# Prompt:
Could you return every line of the records below that contains the word "JSON"?

[Website and app data records]
....

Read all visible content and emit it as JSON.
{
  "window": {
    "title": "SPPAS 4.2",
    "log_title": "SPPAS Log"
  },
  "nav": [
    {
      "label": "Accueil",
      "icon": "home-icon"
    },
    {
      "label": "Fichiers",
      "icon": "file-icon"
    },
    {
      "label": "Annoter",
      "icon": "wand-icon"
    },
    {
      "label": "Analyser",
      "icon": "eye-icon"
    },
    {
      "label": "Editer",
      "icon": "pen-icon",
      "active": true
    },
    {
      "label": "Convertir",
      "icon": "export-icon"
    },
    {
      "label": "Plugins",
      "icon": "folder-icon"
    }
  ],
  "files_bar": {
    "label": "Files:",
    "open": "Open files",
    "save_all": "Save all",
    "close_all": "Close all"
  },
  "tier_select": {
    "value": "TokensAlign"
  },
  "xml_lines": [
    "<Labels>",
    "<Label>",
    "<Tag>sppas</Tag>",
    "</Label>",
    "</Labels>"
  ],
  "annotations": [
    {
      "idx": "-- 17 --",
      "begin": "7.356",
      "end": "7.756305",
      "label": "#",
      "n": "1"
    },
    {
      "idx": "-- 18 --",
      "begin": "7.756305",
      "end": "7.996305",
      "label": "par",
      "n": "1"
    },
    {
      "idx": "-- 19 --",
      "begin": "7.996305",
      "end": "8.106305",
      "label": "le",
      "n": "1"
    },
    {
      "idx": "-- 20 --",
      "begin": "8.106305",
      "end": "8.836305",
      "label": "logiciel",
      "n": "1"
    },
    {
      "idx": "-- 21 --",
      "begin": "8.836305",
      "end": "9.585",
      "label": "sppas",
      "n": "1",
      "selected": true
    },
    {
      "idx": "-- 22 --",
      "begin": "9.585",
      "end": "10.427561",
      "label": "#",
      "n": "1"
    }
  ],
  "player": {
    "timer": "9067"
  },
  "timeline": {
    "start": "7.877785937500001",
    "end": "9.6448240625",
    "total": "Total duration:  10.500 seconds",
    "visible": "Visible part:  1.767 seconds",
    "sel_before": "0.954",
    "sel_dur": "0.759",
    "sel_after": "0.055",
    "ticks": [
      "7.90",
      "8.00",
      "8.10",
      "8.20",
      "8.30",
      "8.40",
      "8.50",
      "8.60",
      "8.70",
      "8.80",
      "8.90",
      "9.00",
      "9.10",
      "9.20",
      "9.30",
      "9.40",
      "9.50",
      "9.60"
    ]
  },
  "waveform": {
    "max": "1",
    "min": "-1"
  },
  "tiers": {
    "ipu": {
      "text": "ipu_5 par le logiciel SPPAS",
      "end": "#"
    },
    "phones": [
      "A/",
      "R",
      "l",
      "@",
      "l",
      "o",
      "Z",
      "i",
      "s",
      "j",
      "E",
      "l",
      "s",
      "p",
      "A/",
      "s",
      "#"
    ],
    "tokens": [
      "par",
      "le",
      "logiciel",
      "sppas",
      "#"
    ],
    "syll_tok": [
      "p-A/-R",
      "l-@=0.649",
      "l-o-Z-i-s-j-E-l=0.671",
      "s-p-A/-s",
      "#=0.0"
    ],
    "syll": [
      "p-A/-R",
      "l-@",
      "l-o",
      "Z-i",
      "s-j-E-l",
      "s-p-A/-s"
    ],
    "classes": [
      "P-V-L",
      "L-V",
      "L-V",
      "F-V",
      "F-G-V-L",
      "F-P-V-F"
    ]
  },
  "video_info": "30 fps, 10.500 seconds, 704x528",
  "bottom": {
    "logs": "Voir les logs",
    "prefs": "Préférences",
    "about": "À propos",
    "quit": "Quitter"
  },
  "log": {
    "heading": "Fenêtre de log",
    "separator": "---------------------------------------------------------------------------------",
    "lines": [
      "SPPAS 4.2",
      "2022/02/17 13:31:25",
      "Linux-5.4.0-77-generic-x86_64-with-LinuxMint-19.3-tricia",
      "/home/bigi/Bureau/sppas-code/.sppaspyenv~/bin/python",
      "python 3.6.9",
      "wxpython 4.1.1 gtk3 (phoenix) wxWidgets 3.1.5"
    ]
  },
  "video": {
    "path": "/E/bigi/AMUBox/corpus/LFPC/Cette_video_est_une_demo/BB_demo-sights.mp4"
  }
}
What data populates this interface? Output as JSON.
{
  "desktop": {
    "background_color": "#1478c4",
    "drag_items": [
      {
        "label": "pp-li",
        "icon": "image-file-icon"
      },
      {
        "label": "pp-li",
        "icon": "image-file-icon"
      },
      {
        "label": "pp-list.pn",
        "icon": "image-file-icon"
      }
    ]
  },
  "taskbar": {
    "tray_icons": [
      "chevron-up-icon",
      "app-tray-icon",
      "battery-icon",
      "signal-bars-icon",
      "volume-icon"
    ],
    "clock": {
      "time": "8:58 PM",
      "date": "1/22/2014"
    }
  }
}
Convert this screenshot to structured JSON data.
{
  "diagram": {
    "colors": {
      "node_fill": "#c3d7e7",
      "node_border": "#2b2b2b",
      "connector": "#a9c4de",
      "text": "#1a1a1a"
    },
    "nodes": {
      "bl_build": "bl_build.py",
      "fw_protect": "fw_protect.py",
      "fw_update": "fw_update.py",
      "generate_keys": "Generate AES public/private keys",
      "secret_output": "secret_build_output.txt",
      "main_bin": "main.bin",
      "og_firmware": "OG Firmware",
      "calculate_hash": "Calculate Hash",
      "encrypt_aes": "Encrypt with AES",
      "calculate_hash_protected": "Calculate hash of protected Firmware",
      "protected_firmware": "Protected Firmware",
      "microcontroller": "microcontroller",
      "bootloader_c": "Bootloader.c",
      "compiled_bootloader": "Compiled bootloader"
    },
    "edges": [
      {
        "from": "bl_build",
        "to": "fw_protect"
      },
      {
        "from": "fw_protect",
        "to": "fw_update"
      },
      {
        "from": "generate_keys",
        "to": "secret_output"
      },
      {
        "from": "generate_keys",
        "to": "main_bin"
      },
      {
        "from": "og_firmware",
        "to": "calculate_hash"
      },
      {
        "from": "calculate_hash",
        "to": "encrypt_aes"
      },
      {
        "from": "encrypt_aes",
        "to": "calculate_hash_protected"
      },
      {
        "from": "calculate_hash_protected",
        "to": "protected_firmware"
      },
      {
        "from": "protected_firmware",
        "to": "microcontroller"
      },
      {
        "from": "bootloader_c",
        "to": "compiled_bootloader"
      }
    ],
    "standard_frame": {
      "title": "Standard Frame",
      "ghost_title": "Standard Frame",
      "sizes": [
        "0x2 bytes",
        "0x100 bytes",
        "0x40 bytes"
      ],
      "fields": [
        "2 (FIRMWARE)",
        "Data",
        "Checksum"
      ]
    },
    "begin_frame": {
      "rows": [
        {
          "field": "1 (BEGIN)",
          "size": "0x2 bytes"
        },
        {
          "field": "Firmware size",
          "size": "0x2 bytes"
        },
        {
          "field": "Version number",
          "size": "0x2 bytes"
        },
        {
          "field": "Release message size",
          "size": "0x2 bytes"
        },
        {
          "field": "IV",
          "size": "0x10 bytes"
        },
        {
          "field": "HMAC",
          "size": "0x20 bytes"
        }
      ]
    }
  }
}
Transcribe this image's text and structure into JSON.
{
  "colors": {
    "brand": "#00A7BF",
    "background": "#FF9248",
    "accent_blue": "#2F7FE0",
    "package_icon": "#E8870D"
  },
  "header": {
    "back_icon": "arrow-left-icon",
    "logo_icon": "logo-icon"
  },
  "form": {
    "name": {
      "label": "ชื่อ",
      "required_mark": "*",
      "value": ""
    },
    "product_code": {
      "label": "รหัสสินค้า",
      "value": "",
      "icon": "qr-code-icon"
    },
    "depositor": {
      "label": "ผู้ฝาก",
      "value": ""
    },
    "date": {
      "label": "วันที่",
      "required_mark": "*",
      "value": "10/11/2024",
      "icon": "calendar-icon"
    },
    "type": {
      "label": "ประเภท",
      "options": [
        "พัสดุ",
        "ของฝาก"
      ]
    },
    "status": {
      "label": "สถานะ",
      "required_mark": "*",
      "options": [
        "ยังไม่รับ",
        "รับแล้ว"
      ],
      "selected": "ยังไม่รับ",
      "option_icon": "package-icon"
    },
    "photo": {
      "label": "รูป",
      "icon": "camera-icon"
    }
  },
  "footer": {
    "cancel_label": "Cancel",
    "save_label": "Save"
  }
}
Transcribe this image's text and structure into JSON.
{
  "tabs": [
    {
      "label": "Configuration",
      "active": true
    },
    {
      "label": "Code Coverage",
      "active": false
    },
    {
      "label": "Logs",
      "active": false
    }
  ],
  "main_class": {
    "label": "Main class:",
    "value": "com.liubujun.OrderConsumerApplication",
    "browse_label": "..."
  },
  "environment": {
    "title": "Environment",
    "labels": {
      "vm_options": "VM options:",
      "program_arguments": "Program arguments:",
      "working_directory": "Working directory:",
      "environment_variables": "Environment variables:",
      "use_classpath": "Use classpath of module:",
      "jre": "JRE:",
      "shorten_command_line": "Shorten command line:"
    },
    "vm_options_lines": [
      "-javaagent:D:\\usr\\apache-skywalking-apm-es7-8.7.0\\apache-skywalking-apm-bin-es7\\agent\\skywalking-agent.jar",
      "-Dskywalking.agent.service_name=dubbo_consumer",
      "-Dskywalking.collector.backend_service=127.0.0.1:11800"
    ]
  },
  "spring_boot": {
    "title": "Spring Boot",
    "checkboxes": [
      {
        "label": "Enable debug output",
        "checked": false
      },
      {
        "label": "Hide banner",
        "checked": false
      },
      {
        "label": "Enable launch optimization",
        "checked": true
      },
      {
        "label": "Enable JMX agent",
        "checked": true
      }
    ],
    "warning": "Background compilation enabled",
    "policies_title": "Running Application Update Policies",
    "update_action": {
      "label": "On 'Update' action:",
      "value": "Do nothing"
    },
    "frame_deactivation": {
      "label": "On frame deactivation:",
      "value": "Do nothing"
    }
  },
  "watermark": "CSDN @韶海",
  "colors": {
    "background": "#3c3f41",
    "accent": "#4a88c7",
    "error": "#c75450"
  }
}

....

# Solution for this exercise:
Read all visible content and emit it as JSON.
What data populates this interface? Output as JSON.
Convert this screenshot to structured JSON data.
Transcribe this image's text and structure into JSON.
Transcribe this image's text and structure into JSON.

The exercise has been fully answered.